“It’s everybody’s responsibility to help children be safe,” she continued. “We spend a lot of time focusing on mandatory reporters and folks who really have more contact with kids and have that obligation, but any time someone has a concern about a child, they should consider themselves a mandatory reporter and they should reach out.”

Reports can be made at or 800-292-9582.

Statewide, programming that involves children and teenagers has shifted to meet the current demands while also adhering to social distancing.

At Delaware Guidance Services, programming has moved to telehealth, said Yvette Aviles, Kent County outpatient clinical coordinator, LPCMH.

She noted, with schools closed, counselors have been supplied with the proper equipment so they can provide services at a distance.

“The children and teens, and the ages that we serve, are not experiencing a lapse in care because we’re still able to work with them and help them through this difficult time,” she said. “Obviously students and their families are experiencing a new normal. So we’re trying to work with children and families to help them organize themselves around this new normal.”

She said Delaware Guidance Services get referrals from a number of places, such as doctor’s offices or schools, and they are still seeing referrals.

She noted that when the organization began moving services to this formatting, staff had to consider aligning with regulations and guidelines, and making sure that families were equipped with the proper technology to participate.

“They’re using cell phones, they’re using tablets, they’re using laptops or computer desktops. Anything that we can do to be able to connect with them and reach them, since we can’t do it in person because of social distancing, we’ve kind of worked through those kinks and we’re able to provide that service now,” she said.

She noted that the sessions are beginning to feel normal again.

“We do have the ability to connect with them, and to see their facial reactions or their body movements and see how they’re connecting with their families at home. We’re still able to do the same therapeutic work with the same quality of work via telehealth,” she said. “I think it’s pleasantly surprising how much the parents and caretakers are willing to participate and have their children participate in these sessions while they’re at home.”

For DEMCO — Delaware Multicultural and Civic Organization — championing student and community success is a significant part of their work, and that has had to adapt to the circumstances.

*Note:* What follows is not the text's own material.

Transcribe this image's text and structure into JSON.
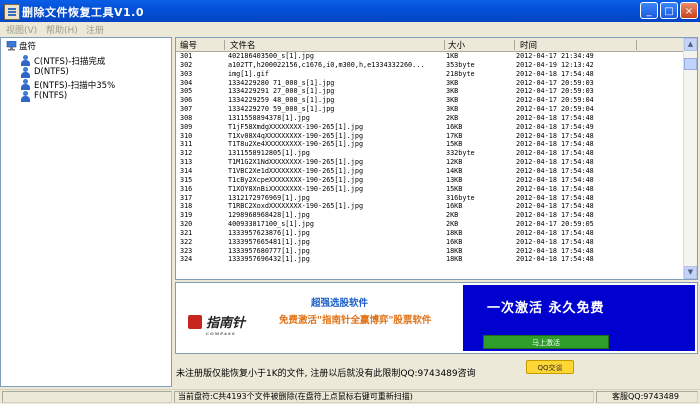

“People still need help,” said Leandra Marshall, vice president for external relations, development and outreach.

She noted that DEMCO is an organization people are accustomed to coming to, and social distancing presents some difficulties.

“It’s really a challenge for DEMCO because we’re people-oriented so we’re always in the community with people,” she said. “And now, if you are a really indigenous community grass-roots organization, it is hard even for people to not seek us out.”

Providing academic support is part of what DEMCO does, and they are still seeking to fill that gap and have moved to a virtual program and are using the organization’s website and Facebook to connect with the community.

She noted that with schools sending home academic packets during the school closure, some parents may find assisting their children challenging.

“We want to help them. We want to help those kind of parents who feel challenged in any area, particularly math and sciences — but we will do English, we’ll do any of that,” she said.

She added the community and its people are resilient.

“When our backs are against the wall, we become more creative and we learn how to work together, and I think that is a big deal, just to be able to work together on all of these initiatives,” she said.

Helpful Coronavirus links

Delaware Division of Health Coronavirus Page
CDC: About the Coronavirus Disease 2019
CDC: What to do if You Are Sick
Johns Hopkins Coronavirus Resource Center
AP News Coronavirus Coverage
Reopening Delaware: Resources for Businesses
Delaware Phase 2 guidance

Have a question, tip, or resources about the coronavirus pandemic? Submit it to our newsroom and we’ll do what we can to provide answers.